What you should do
Pictures are to be dropped. Everything else in the listing gets copied exactly.

+ + +

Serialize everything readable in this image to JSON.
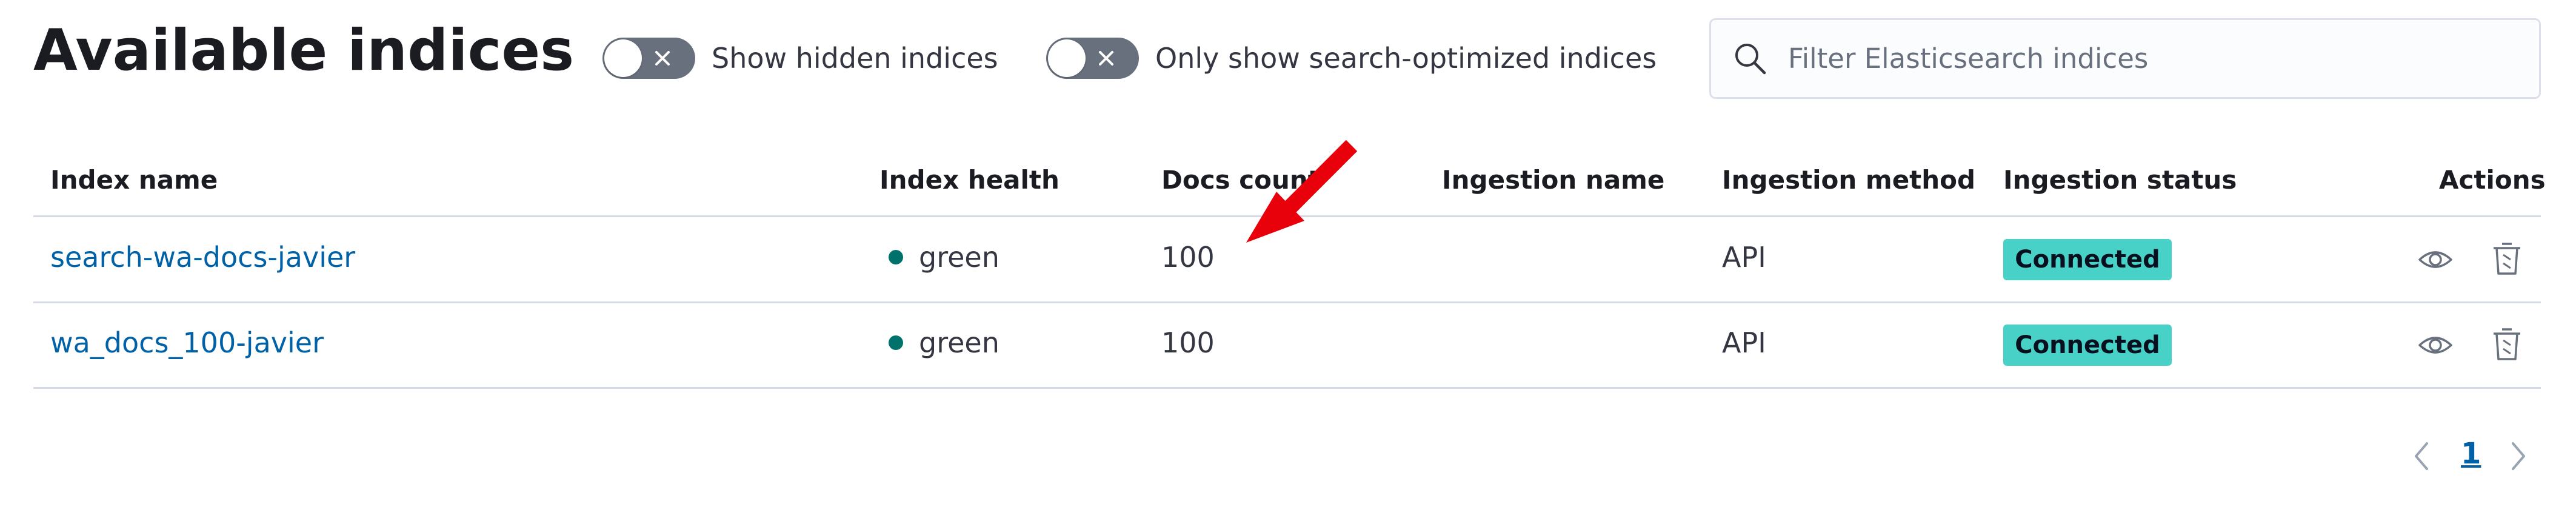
{
  "header": {
    "title": "Available indices",
    "toggles": [
      {
        "label": "Show hidden indices",
        "checked": false
      },
      {
        "label": "Only show search-optimized indices",
        "checked": false
      }
    ],
    "search": {
      "placeholder": "Filter Elasticsearch indices",
      "value": ""
    }
  },
  "table": {
    "columns": [
      "Index name",
      "Index health",
      "Docs count",
      "Ingestion name",
      "Ingestion method",
      "Ingestion status",
      "Actions"
    ],
    "rows": [
      {
        "index_name": "search-wa-docs-javier",
        "health": "green",
        "docs_count": "100",
        "ingestion_name": "",
        "ingestion_method": "API",
        "ingestion_status": "Connected"
      },
      {
        "index_name": "wa_docs_100-javier",
        "health": "green",
        "docs_count": "100",
        "ingestion_name": "",
        "ingestion_method": "API",
        "ingestion_status": "Connected"
      }
    ],
    "actions": [
      "eye-icon",
      "trash-icon"
    ]
  },
  "pagination": {
    "current_page": "1"
  },
  "annotation": {
    "type": "arrow",
    "color": "#e8000b",
    "points_to": "docs-count of first row"
  },
  "colors": {
    "link": "#0061a6",
    "health_green": "#00726b",
    "badge_connected": "#48d1c6",
    "switch_off": "#69707d",
    "border": "#d3dae6"
  }
}
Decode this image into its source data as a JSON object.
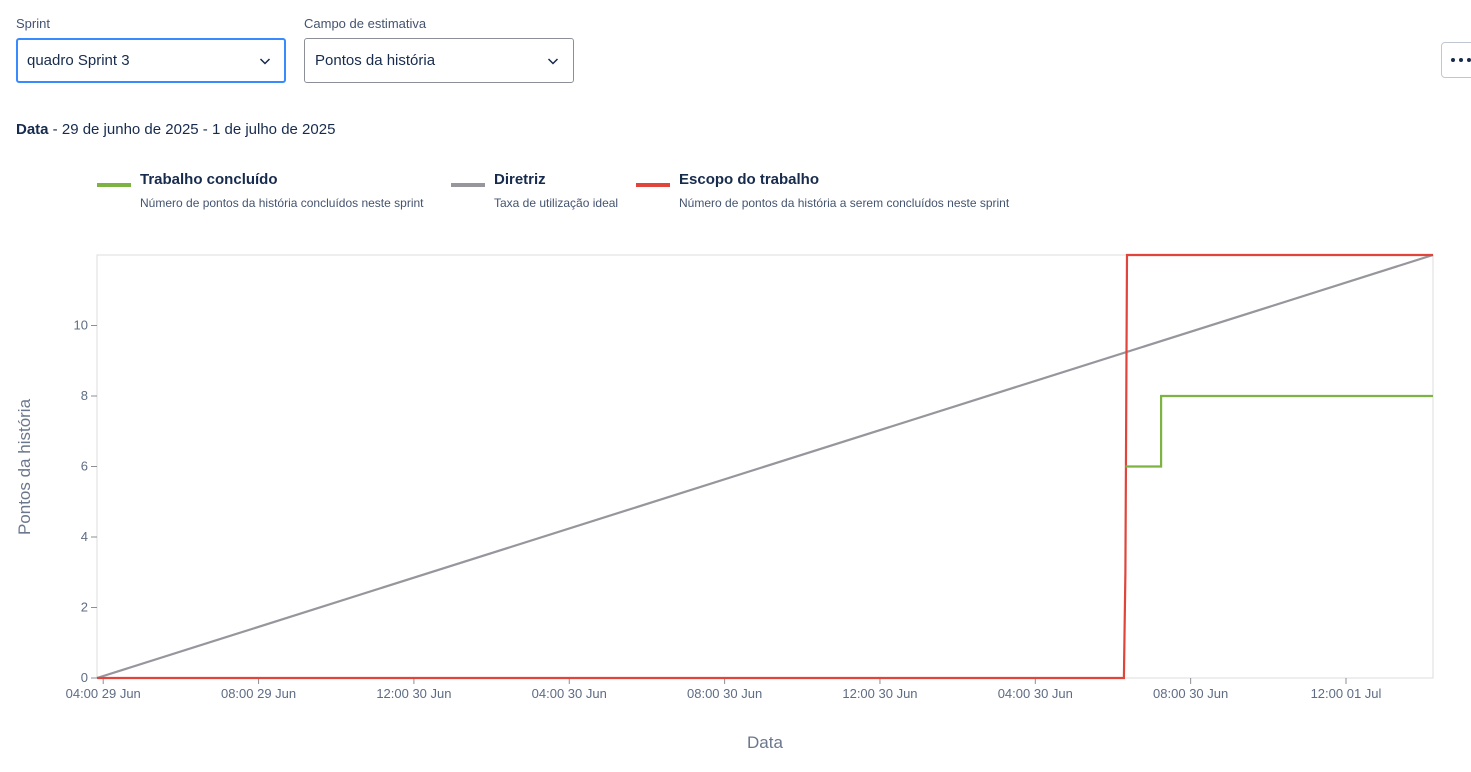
{
  "filters": {
    "sprint": {
      "label": "Sprint",
      "value": "quadro Sprint 3"
    },
    "estimate": {
      "label": "Campo de estimativa",
      "value": "Pontos da história"
    }
  },
  "date_range": {
    "label": "Data",
    "value": " - 29 de junho de 2025 - 1 de julho de 2025"
  },
  "legend": [
    {
      "title": "Trabalho concluído",
      "description": "Número de pontos da história concluídos neste sprint",
      "color": "#7cb342"
    },
    {
      "title": "Diretriz",
      "description": "Taxa de utilização ideal",
      "color": "#97969c"
    },
    {
      "title": "Escopo do trabalho",
      "description": "Número de pontos da história a serem concluídos neste sprint",
      "color": "#e0443a"
    }
  ],
  "icons": {
    "more": "more-horizontal-icon",
    "dropdown": "chevron-down-icon"
  },
  "chart_data": {
    "type": "line",
    "xlabel": "Data",
    "ylabel": "Pontos da história",
    "x_range_hours": [
      0,
      43
    ],
    "ylim": [
      0,
      12
    ],
    "y_ticks": [
      0,
      2,
      4,
      6,
      8,
      10
    ],
    "x_ticks": [
      {
        "h": 0.2,
        "label": "04:00 29 Jun"
      },
      {
        "h": 5.2,
        "label": "08:00 29 Jun"
      },
      {
        "h": 10.2,
        "label": "12:00 30 Jun"
      },
      {
        "h": 15.2,
        "label": "04:00 30 Jun"
      },
      {
        "h": 20.2,
        "label": "08:00 30 Jun"
      },
      {
        "h": 25.2,
        "label": "12:00 30 Jun"
      },
      {
        "h": 30.2,
        "label": "04:00 30 Jun"
      },
      {
        "h": 35.2,
        "label": "08:00 30 Jun"
      },
      {
        "h": 40.2,
        "label": "12:00 01 Jul"
      }
    ],
    "series": [
      {
        "name": "Diretriz",
        "color": "#97969c",
        "points": [
          [
            0,
            0
          ],
          [
            43,
            12
          ]
        ]
      },
      {
        "name": "Escopo do trabalho",
        "color": "#e0443a",
        "points": [
          [
            0,
            0
          ],
          [
            33.05,
            0
          ],
          [
            33.1,
            3
          ],
          [
            33.15,
            12
          ],
          [
            43,
            12
          ]
        ]
      },
      {
        "name": "Trabalho concluído",
        "color": "#7cb342",
        "points": [
          [
            33.1,
            6
          ],
          [
            34.25,
            6
          ],
          [
            34.25,
            8
          ],
          [
            43,
            8
          ]
        ]
      }
    ]
  }
}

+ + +

Written response
Serialize everything readable in this image to JSON.
{
  "header": {
    "title": "Available indices",
    "toggles": [
      {
        "label": "Show hidden indices",
        "checked": false
      },
      {
        "label": "Only show search-optimized indices",
        "checked": false
      }
    ],
    "search": {
      "placeholder": "Filter Elasticsearch indices",
      "value": ""
    }
  },
  "table": {
    "columns": [
      "Index name",
      "Index health",
      "Docs count",
      "Ingestion name",
      "Ingestion method",
      "Ingestion status",
      "Actions"
    ],
    "rows": [
      {
        "index_name": "search-wa-docs-javier",
        "health": "green",
        "docs_count": "100",
        "ingestion_name": "",
        "ingestion_method": "API",
        "ingestion_status": "Connected"
      },
      {
        "index_name": "wa_docs_100-javier",
        "health": "green",
        "docs_count": "100",
        "ingestion_name": "",
        "ingestion_method": "API",
        "ingestion_status": "Connected"
      }
    ],
    "actions": [
      "eye-icon",
      "trash-icon"
    ]
  },
  "pagination": {
    "current_page": "1"
  },
  "annotation": {
    "type": "arrow",
    "color": "#e8000b",
    "points_to": "docs-count of first row"
  },
  "colors": {
    "link": "#0061a6",
    "health_green": "#00726b",
    "badge_connected": "#48d1c6",
    "switch_off": "#69707d",
    "border": "#d3dae6"
  }
}
Decode this image into its source data as a JSON object.
{
  "filters": {
    "sprint": {
      "label": "Sprint",
      "value": "quadro Sprint 3"
    },
    "estimate": {
      "label": "Campo de estimativa",
      "value": "Pontos da história"
    }
  },
  "date_range": {
    "label": "Data",
    "value": " - 29 de junho de 2025 - 1 de julho de 2025"
  },
  "legend": [
    {
      "title": "Trabalho concluído",
      "description": "Número de pontos da história concluídos neste sprint",
      "color": "#7cb342"
    },
    {
      "title": "Diretriz",
      "description": "Taxa de utilização ideal",
      "color": "#97969c"
    },
    {
      "title": "Escopo do trabalho",
      "description": "Número de pontos da história a serem concluídos neste sprint",
      "color": "#e0443a"
    }
  ],
  "icons": {
    "more": "more-horizontal-icon",
    "dropdown": "chevron-down-icon"
  },
  "chart_data": {
    "type": "line",
    "xlabel": "Data",
    "ylabel": "Pontos da história",
    "x_range_hours": [
      0,
      43
    ],
    "ylim": [
      0,
      12
    ],
    "y_ticks": [
      0,
      2,
      4,
      6,
      8,
      10
    ],
    "x_ticks": [
      {
        "h": 0.2,
        "label": "04:00 29 Jun"
      },
      {
        "h": 5.2,
        "label": "08:00 29 Jun"
      },
      {
        "h": 10.2,
        "label": "12:00 30 Jun"
      },
      {
        "h": 15.2,
        "label": "04:00 30 Jun"
      },
      {
        "h": 20.2,
        "label": "08:00 30 Jun"
      },
      {
        "h": 25.2,
        "label": "12:00 30 Jun"
      },
      {
        "h": 30.2,
        "label": "04:00 30 Jun"
      },
      {
        "h": 35.2,
        "label": "08:00 30 Jun"
      },
      {
        "h": 40.2,
        "label": "12:00 01 Jul"
      }
    ],
    "series": [
      {
        "name": "Diretriz",
        "color": "#97969c",
        "points": [
          [
            0,
            0
          ],
          [
            43,
            12
          ]
        ]
      },
      {
        "name": "Escopo do trabalho",
        "color": "#e0443a",
        "points": [
          [
            0,
            0
          ],
          [
            33.05,
            0
          ],
          [
            33.1,
            3
          ],
          [
            33.15,
            12
          ],
          [
            43,
            12
          ]
        ]
      },
      {
        "name": "Trabalho concluído",
        "color": "#7cb342",
        "points": [
          [
            33.1,
            6
          ],
          [
            34.25,
            6
          ],
          [
            34.25,
            8
          ],
          [
            43,
            8
          ]
        ]
      }
    ]
  }
}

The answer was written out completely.